Here’s a familiar scenario: You’re selling a client on a snow and ice management strategy, but you’re not digging deep enough in your discussion. So, what you believe is important actually doesn’t mesh with what’s important to the client. This disconnect later creates frustrations between the contractor and the client, and it all could have been avoided with a more candid conversation before the terms of the agreement were finalized.

Without a doubt, this is a complex area to troubleshoot because a client’s needs and a contractor’s experience and know-how often are so varied and diverse and it’s difficult to successfully match up the two. To address this, start by focusing your snow operation on three or four basic types of properties or winter service contracts that your team excels at executing. For example, maybe it’s retail and medical facilities. Or it can be gas stations, fast food restaurants and strip malls. Or maybe you excel at the intricacies of managing apartment complexes and homeowner associations (HOAs).
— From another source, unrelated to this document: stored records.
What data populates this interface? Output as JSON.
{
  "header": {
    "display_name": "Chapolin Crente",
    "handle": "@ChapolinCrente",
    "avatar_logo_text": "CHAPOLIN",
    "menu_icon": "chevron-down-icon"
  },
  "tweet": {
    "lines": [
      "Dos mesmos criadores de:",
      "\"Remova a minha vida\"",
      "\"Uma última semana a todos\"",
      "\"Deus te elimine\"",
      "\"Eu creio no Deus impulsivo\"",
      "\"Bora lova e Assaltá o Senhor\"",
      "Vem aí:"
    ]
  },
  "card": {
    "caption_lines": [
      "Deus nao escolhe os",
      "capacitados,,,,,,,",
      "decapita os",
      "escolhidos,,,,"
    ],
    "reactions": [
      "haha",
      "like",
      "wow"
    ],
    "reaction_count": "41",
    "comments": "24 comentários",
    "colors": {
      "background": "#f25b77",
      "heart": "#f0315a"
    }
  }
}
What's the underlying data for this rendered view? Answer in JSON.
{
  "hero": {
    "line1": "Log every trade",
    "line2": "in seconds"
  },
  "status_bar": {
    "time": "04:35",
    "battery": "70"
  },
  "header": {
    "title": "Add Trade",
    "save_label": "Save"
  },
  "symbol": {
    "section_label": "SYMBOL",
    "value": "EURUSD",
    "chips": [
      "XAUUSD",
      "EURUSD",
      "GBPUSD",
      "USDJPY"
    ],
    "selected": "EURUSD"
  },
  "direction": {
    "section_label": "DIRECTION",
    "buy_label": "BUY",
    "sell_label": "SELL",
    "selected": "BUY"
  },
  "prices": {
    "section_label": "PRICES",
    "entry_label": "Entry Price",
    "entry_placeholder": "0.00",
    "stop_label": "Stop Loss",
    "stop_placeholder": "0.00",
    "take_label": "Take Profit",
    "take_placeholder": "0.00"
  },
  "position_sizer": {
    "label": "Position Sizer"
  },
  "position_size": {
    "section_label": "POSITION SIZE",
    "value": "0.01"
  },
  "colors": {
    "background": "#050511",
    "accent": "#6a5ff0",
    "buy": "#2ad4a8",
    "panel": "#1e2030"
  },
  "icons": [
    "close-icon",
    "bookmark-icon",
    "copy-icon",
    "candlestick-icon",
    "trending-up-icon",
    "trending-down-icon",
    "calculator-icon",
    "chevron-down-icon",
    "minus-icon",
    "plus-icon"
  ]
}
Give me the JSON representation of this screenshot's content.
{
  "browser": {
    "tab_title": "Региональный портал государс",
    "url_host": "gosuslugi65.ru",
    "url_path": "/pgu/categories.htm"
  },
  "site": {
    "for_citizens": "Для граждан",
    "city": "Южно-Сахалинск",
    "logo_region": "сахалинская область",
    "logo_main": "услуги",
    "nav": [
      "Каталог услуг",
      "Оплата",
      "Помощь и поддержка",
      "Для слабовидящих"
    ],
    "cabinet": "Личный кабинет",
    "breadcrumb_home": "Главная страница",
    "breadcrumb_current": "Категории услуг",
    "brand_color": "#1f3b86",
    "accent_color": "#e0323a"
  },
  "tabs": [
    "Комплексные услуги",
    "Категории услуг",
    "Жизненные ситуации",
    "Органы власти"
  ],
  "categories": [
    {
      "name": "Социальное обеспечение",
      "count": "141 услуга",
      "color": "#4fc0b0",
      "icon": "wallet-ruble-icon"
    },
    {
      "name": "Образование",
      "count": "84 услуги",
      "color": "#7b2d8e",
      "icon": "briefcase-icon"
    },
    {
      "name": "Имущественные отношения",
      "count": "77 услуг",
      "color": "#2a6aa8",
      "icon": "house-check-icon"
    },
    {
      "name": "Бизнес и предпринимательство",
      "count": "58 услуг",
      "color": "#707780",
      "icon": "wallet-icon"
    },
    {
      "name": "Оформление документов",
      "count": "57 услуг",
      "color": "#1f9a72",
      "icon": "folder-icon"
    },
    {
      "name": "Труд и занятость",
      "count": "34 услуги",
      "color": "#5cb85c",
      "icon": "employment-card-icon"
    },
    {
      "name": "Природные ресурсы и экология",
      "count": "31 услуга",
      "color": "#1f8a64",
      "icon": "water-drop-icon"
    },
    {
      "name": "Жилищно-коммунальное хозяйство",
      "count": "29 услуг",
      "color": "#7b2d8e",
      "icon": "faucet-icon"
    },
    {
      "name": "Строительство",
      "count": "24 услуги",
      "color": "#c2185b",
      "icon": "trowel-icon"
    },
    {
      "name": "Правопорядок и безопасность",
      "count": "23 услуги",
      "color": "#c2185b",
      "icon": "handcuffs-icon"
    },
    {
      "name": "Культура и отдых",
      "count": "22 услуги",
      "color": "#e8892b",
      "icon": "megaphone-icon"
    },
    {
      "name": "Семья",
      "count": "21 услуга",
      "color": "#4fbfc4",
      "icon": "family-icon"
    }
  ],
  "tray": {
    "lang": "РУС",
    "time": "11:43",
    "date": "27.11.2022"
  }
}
The point is, don’t work for just any client. Instead, narrow down your property types and excel at selling and servicing those particular clients. And get used to saying “no” to snow work if it doesn’t match your particular expertise or you don’t have the proper equipment and manpower to handle the job’s logistics. So, from a product knowledge standpoint, you can have those deep conversations that align your specific service offerings with client needs and alleviate potential in-season problems and frustrations.

Over and Under Servicing

Even with the best meteorological input, Mother Nature sometimes chooses not to cooperate.

As a result, you go out and pretreat with rock salt or an ice-melt product only to have weather patterns change. Or, you have an inch and a quarter of snow on the ground, and you over zealously send trucks to start plowing, and the snow abruptly stops falling and the sun comes out.

Then the client calls demanding to know why you were out and serviced outside the contract’s trigger points. Sometimes the best answer is to say, “Yes, we over serviced your property, but we made the best decision we could with the information we had at the time to ensure your customers’ and laborers’ safety.”

The same goes for underservicing scenarios, as well. For example, there are times when you believe, based on the available data and science, that a snow event won’t happen. Then, conditions rapidly shift, the mercury dips, and you suddenly have three inches of snow on the ground but idle plow trucks.

Consider adopting the “Sundown Rule.” Originally coined by Wal-Mart’s Sam Walton, the principle is based on, “Why put off until tomorrow what you can do today?” Address client questions, requests or problems by day’s end rather than putting them off until later.

To facilitate the Sundown Rule, create a set of issue-resolving processes and procedures everyone in your organization can follow to track, manage and document incoming client issues from the cradle to the grave. Monitor this issue-resolution system routinely throughout the day and, at the very least, first thing in the morning and right before you leave for the day. The bottom line is if there’s an issue, then you deal with it that day, even if it means just having a frank conversation with the client about what happened with the weather, why you may have over or under serviced, or how you plan to rectify an issue on the property within the next day or two.

Remember, most customers don’t expect you to be perfect. They just expect you to address issues when they happen and resolve them in a timely fashion.

Jerry Schill is the president of Schill Grounds Management in North Ridgeville, Ohio. He is a frequent Snow Magazine contributor and a 2011 Leadership Award recipient.